Only the lines with the string "JSON" are needed; return each of them from the entries below.

Start of GIVEN RECORDS

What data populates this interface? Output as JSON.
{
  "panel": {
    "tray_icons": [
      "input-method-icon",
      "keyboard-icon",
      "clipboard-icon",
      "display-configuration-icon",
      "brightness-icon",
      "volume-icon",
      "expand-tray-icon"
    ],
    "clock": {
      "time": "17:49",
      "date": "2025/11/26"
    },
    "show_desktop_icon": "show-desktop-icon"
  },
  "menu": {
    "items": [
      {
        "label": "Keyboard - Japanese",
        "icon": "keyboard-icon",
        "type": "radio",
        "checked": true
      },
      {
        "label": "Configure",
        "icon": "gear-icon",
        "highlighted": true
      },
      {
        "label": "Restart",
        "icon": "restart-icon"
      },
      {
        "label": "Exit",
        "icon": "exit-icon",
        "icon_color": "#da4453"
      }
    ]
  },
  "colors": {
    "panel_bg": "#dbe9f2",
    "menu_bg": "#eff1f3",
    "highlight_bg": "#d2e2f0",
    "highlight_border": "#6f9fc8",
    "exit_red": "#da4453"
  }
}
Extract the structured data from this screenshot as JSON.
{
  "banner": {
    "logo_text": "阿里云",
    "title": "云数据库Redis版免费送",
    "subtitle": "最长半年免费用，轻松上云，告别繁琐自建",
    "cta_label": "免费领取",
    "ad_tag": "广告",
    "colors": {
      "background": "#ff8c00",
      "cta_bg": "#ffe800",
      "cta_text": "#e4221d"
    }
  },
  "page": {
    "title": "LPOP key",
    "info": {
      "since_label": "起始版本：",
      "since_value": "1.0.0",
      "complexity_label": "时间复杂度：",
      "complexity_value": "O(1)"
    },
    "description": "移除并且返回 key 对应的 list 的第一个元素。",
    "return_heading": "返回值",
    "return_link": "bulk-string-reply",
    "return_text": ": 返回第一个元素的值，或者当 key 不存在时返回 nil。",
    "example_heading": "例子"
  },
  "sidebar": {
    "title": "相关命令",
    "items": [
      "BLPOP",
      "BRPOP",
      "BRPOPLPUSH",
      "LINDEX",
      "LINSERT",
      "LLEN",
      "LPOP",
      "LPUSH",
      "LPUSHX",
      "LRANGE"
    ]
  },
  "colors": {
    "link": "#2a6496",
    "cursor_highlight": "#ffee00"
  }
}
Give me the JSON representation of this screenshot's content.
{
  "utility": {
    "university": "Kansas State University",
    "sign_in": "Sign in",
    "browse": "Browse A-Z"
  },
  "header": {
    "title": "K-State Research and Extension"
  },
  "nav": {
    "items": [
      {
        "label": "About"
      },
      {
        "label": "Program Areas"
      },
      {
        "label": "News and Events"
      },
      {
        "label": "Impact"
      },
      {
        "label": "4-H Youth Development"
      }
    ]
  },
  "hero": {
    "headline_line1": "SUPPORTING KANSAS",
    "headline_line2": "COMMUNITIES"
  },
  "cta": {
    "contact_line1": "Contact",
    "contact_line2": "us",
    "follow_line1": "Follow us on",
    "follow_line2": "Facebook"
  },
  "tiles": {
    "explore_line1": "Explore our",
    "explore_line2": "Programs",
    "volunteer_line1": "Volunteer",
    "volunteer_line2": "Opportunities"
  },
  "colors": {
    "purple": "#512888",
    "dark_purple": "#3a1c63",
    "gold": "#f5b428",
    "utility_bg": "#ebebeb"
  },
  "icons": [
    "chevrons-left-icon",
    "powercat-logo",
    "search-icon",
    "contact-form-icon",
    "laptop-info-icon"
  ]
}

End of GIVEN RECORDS

• EXERCISE RESULT:
What data populates this interface? Output as JSON.
Extract the structured data from this screenshot as JSON.
Give me the JSON representation of this screenshot's content.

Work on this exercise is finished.